Pulp may be the first Bukowski novel with an identifiable plot. Nicky Belane, a private dick with an office in the seedy part of town, is paid a visit by Lady Death, who wants to find the writer Celine. He points out Celine died in 1961. "I am aware of the stats," she retorts. He is the one who escaped her clutches, and she wants to nail him.

Belane's efforts to find Celine, however, are hampered by another request. Someone named John Barton offers him $100 per month for life if he can find the "Red Sparrow." Barton will not say who or what the Red Sparrow is, but Lady Death soon offers Bukowski the Red Sparrow if he can find Celine.
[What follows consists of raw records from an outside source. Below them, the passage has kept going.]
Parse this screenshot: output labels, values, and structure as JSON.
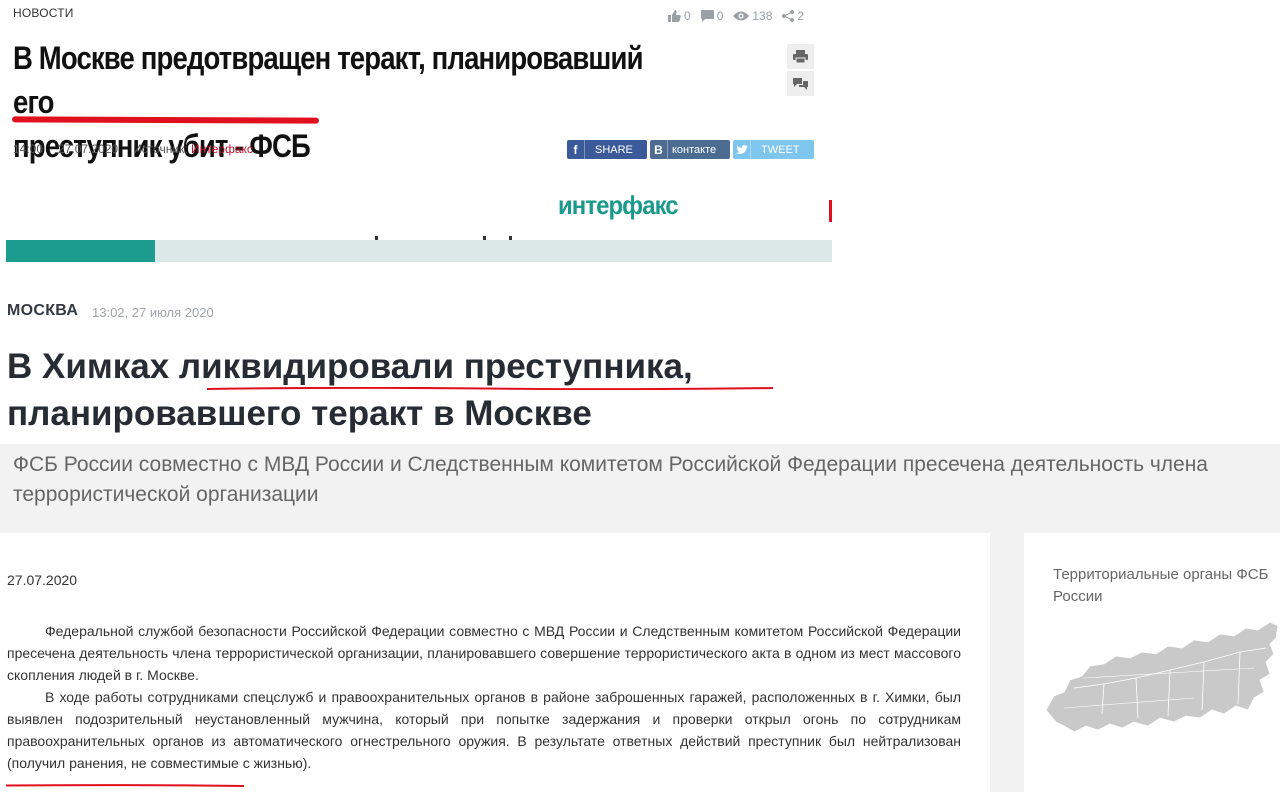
{
  "news_card": {
    "rubric": "НОВОСТИ",
    "stats": {
      "likes": "0",
      "comments": "0",
      "views": "138",
      "shares": "2"
    },
    "headline_line1": "В Москве предотвращен теракт, планировавший его",
    "headline_line2": "преступник убит - ФСБ",
    "time": "14:00",
    "date": "27.07.2020",
    "source_label": "Источник:",
    "source_name": "Интерфакс",
    "share_buttons": {
      "facebook": "SHARE",
      "vkontakte": "контакте",
      "twitter": "TWEET"
    },
    "share_icons": {
      "facebook": "f",
      "vkontakte": "В"
    },
    "logo": "интерфакс",
    "progress": 0.18,
    "colors": {
      "brand": "#1c9b8f",
      "red_mark": "#e0101e"
    }
  },
  "fsb_article": {
    "city": "МОСКВА",
    "datetime": "13:02, 27 июля 2020",
    "headline_line1": "В Химках ликвидировали преступника,",
    "headline_line2": "планировавшего теракт в Москве",
    "lead": "ФСБ России совместно с МВД России и Следственным комитетом Российской Федерации пресечена деятельность члена террористической организации",
    "date": "27.07.2020",
    "paragraph1": "Федеральной службой безопасности Российской Федерации совместно с МВД России и Следственным комитетом Российской Федерации пресечена  деятельность члена террористической организации, планировавшего совершение террористического акта в одном из мест массового скопления людей в г. Москве.",
    "paragraph2": "В ходе работы сотрудниками спецслужб и правоохранительных органов в районе заброшенных гаражей, расположенных в г. Химки, был выявлен подозрительный неустановленный мужчина, который при попытке задержания и проверки открыл огонь по сотрудникам правоохранительных органов из автоматического огнестрельного оружия. В результате ответных действий преступник был нейтрализован (получил ранения, не совместимые с жизнью).",
    "sidebar_title": "Территориальные органы ФСБ России"
  }
}
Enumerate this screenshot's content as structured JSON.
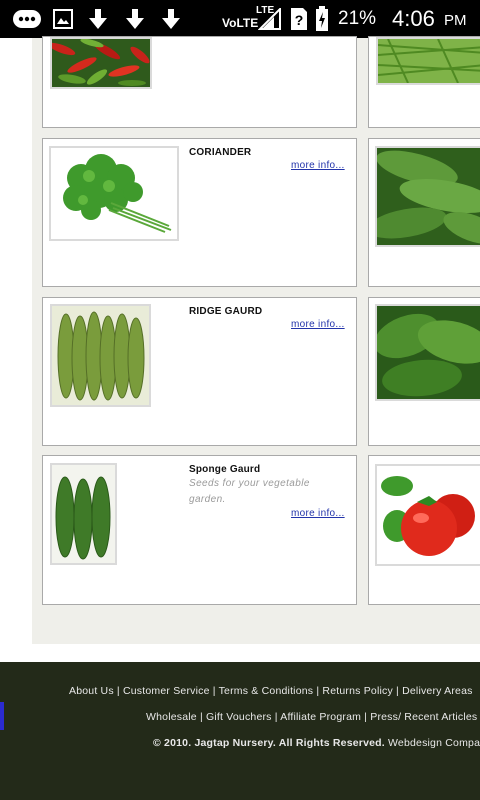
{
  "status_bar": {
    "volte": "VoLTE",
    "lte": "LTE",
    "battery": "21%",
    "time": "4:06",
    "ampm": "PM",
    "icons": [
      "chat-bubble-icon",
      "image-icon",
      "download-icon",
      "download-icon",
      "download-icon",
      "signal-icon",
      "sim-unknown-icon",
      "battery-icon"
    ]
  },
  "products": [
    {
      "title": "CORIANDER",
      "link": "more info..."
    },
    {
      "title": "RIDGE GAURD",
      "link": "more info..."
    },
    {
      "title": "Sponge Gaurd",
      "description": "Seeds for your vegetable garden.",
      "link": "more info..."
    }
  ],
  "footer": {
    "line1": [
      "About Us",
      "Customer Service",
      "Terms & Conditions",
      "Returns Policy",
      "Delivery Areas"
    ],
    "line2": [
      "Wholesale",
      "Gift Vouchers",
      "Affiliate Program",
      "Press/ Recent Articles"
    ],
    "copyright": "© 2010. Jagtap Nursery. All Rights Reserved.",
    "credit": "Webdesign Company"
  },
  "colors": {
    "footer_bg": "#232a19",
    "link_blue": "#2233aa",
    "panel_gray": "#efefea"
  }
}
You don't have to be Harold Bloom to to read Pulp as an allegory of influence, the case of the younger male writer killing off his literary father to attain literary immortality himself. Lady Death is always nipping at Belane's heels, threatening to take him if he doesn't help her take Celine first. The centrality of this pressure for immortality to the writer's condition is evident in Belane's numerous self-disgusted asides:

I was gifted, am gifted. Sometimes I look at my hands and realize that I could have been a great pianist or something. But what have my hands done? Scratched my balls, written checks, tied shoes, pushed toilet levers, etc. I have wasted my hands. And my mind.

For so fatalistic a man, Charles Bukowski left with his output is in surprisingly healthy shape. Most of his work is still in print at Black Sparrow, and Barfly is a steady cult draw at video stores. As an author, he couldn't have found a finer tribute than Run With the Hunted--a major publishing house anthology assembled by the small-press editor who has published his life's work, including his swan song. Not bad for a man who spent his life tying shoes, writing checks, and pushing toilet levers.

Black Sparrow Press: 24 10th St., Santa Rosa, Ca. 95401.